“Right now, we must protect tenants from crippling debt and from the eviction cliff edge that’s looming for so many.” – Bridget Young
For many of us, it’s difficult to know what day it is, however one date in particular will stand out for renters – Wednesday 24th June. It’s important, because it’s the last day that renters in England are protected from the effects of Covid-19 by the government’s pause on housing possession action through the courts.
This worries me greatly: immediate action is urgently needed.
As a charity, we at the Nationwide Foundation look at how we can work with our partners to change the whole of the housing system. As a programme manager, I could talk all day long about the inequalities of the private rented sector and how it costs more for those who can least afford it and yet gives them less. The whole sector needs reform and once we’re out of this crisis we’ll return to that challenge.
But right now, we must protect tenants from crippling debt and from the eviction cliff edge that’s looming for so many.
In March, when the pandemic was unfolding around us, the government took welcome action, ensuring landlords could not evict their tenants for three months. It also reset Local Housing Allowance to the 30th percentile, giving some additional support to tenants for whom benefits didn’t come close to paying their rents, and discussed a pre-action protocol for landlords to follow before any eviction proceedings can commence. What the government hasn’t done since, however, is give renters much reassurance about what happens next.
The Nationwide Foundation funds organisations that champion and amplify the voices of private sector tenants and, unsurprisingly, tenants and their representatives are worried.

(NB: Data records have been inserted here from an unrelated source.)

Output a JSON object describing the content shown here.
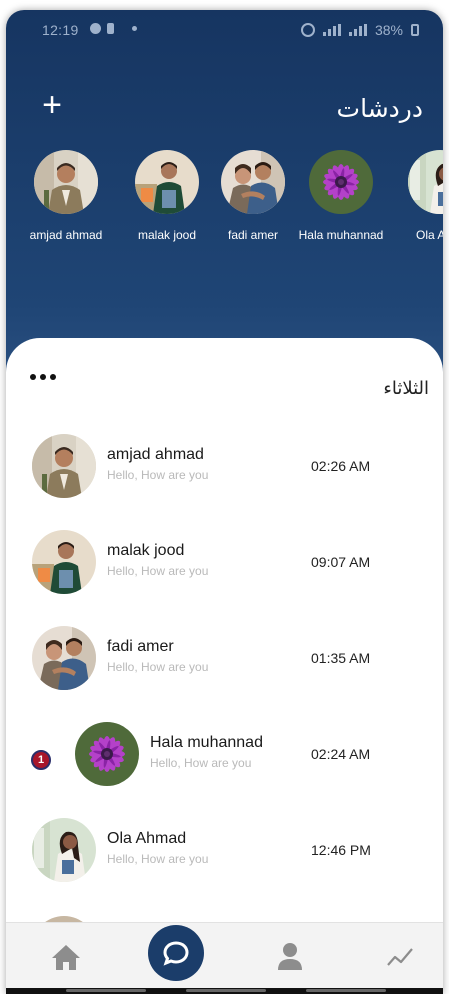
{
  "status_bar": {
    "time": "12:19",
    "battery": "38%"
  },
  "header": {
    "title": "دردشات",
    "add_icon": "plus-icon"
  },
  "stories": [
    {
      "name": "amjad ahmad",
      "avatar": "man-suit"
    },
    {
      "name": "malak jood",
      "avatar": "student-green"
    },
    {
      "name": "fadi amer",
      "avatar": "couple-hug"
    },
    {
      "name": "Hala muhannad",
      "avatar": "purple-flower"
    },
    {
      "name": "Ola A",
      "avatar": "woman-campus"
    }
  ],
  "chat_list": {
    "day_label": "الثلاثاء",
    "more_icon": "more-dots-icon",
    "items": [
      {
        "name": "amjad ahmad",
        "preview": "Hello, How are you",
        "time": "02:26 AM",
        "unread": null
      },
      {
        "name": "malak jood",
        "preview": "Hello, How are you",
        "time": "09:07 AM",
        "unread": null
      },
      {
        "name": "fadi amer",
        "preview": "Hello, How are you",
        "time": "01:35 AM",
        "unread": null
      },
      {
        "name": "Hala muhannad",
        "preview": "Hello, How are you",
        "time": "02:24 AM",
        "unread": "1"
      },
      {
        "name": "Ola Ahmad",
        "preview": "Hello, How are you",
        "time": "12:46 PM",
        "unread": null
      }
    ]
  },
  "bottom_nav": {
    "items": [
      "home-icon",
      "chat-icon",
      "person-icon",
      "trend-icon"
    ],
    "active": "chat-icon"
  },
  "colors": {
    "header_gradient_top": "#163561",
    "header_gradient_bottom": "#4a70a0",
    "active_nav": "#1b3d6a",
    "unread_badge": "#a8162b"
  }
}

We’re hearing from funded projects that tenants are fearful of debts and concerned about being evicted. Understandably, tenants are scared of ending up without a home, or having to rely on the goodwill of their landlords; in reality, something not every tenant can do.
It should come as no surprise to those in power that tenants want to be properly protected from debt and eviction.
We understand the feelings of frustration, fear and injustice that underpin the calls from some organisations for rent to be cancelled. Our opinion is that rather than cancelling rent, all tenants should have the support they need to keep paying their rent.
The need for action has been reflected by the Labour Party, which has laid out plans for renters, showing that the party is thinking about this issue, even if there have been areas of controversy within those plans.
However, the fact that the government has been comparatively quiet since its March interventions is alarming. With data from the housing charity Shelter suggesting that 1.7m private renters expect to lose their jobs in the next three months, and Citizens Advice highlighting the fact that 2.6m private renters have already missed a rent payment, there is a real risk that government inaction could make a bad situation worse.
That’s why we’re echoing and supporting calls for the government to do more for renters. While some tenants can, if shown compassion and support, pay their rent and work to clear arrears, for too many, the pandemic’s economic impact could plunge them into debt that they’ll struggle to repay. The three-month stay on evictions was welcome but will be quickly forgotten if eviction proceedings start again on June 25th, with no adequate safety net in place.
As well as calling on government for there to be better support to cover the cost of rent for all renters who need it, we believe that the government must also guarantee that no-one will lose their home during or as a result of the pandemic and that there will be a freeze on rent increases too. By doing these things, those in power can prove to tenants that they truly care about protecting them during this national emergency.
Note : When this blog was originally posted, it suggested that a pre-action protocol had been adopted to protect renters. At the time of publication, whilst discussion has taken place, nothing has been adopted.